SUPPLIED RECORDS

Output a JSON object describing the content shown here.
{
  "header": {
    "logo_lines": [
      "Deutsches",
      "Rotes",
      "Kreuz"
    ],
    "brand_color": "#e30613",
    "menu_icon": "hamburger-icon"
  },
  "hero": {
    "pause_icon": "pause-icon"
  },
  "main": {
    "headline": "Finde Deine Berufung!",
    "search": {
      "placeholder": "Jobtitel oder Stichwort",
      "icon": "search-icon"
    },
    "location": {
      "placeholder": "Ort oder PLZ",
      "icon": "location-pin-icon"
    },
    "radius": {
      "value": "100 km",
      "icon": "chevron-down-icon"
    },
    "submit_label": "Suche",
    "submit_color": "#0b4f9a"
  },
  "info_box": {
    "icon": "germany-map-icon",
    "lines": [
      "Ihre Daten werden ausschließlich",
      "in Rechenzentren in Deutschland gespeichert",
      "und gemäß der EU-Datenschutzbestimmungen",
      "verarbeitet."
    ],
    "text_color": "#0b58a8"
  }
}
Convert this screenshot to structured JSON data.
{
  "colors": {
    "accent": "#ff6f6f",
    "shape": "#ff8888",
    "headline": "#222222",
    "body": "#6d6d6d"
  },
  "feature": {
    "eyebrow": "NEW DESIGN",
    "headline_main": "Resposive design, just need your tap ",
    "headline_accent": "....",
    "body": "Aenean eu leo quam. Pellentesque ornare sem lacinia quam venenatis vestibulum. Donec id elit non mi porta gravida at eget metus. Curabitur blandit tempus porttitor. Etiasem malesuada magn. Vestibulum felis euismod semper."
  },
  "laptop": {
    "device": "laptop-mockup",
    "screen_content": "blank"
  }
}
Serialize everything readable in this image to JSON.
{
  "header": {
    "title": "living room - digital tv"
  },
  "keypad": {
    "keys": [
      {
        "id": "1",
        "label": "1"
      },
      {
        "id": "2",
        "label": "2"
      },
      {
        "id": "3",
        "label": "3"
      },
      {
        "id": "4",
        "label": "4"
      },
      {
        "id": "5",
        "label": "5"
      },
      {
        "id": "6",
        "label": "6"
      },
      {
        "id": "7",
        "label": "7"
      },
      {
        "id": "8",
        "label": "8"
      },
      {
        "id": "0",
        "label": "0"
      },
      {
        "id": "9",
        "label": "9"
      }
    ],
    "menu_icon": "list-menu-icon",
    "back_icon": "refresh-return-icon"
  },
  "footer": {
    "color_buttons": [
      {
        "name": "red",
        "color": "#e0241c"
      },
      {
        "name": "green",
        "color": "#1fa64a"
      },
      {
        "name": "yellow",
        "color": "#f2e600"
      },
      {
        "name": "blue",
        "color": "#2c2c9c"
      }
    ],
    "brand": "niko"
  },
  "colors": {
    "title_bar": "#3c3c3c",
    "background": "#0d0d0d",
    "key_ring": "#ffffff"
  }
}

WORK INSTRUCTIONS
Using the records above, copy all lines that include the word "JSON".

WRITTEN RESPONSE
Output a JSON object describing the content shown here.
Convert this screenshot to structured JSON data.
Serialize everything readable in this image to JSON.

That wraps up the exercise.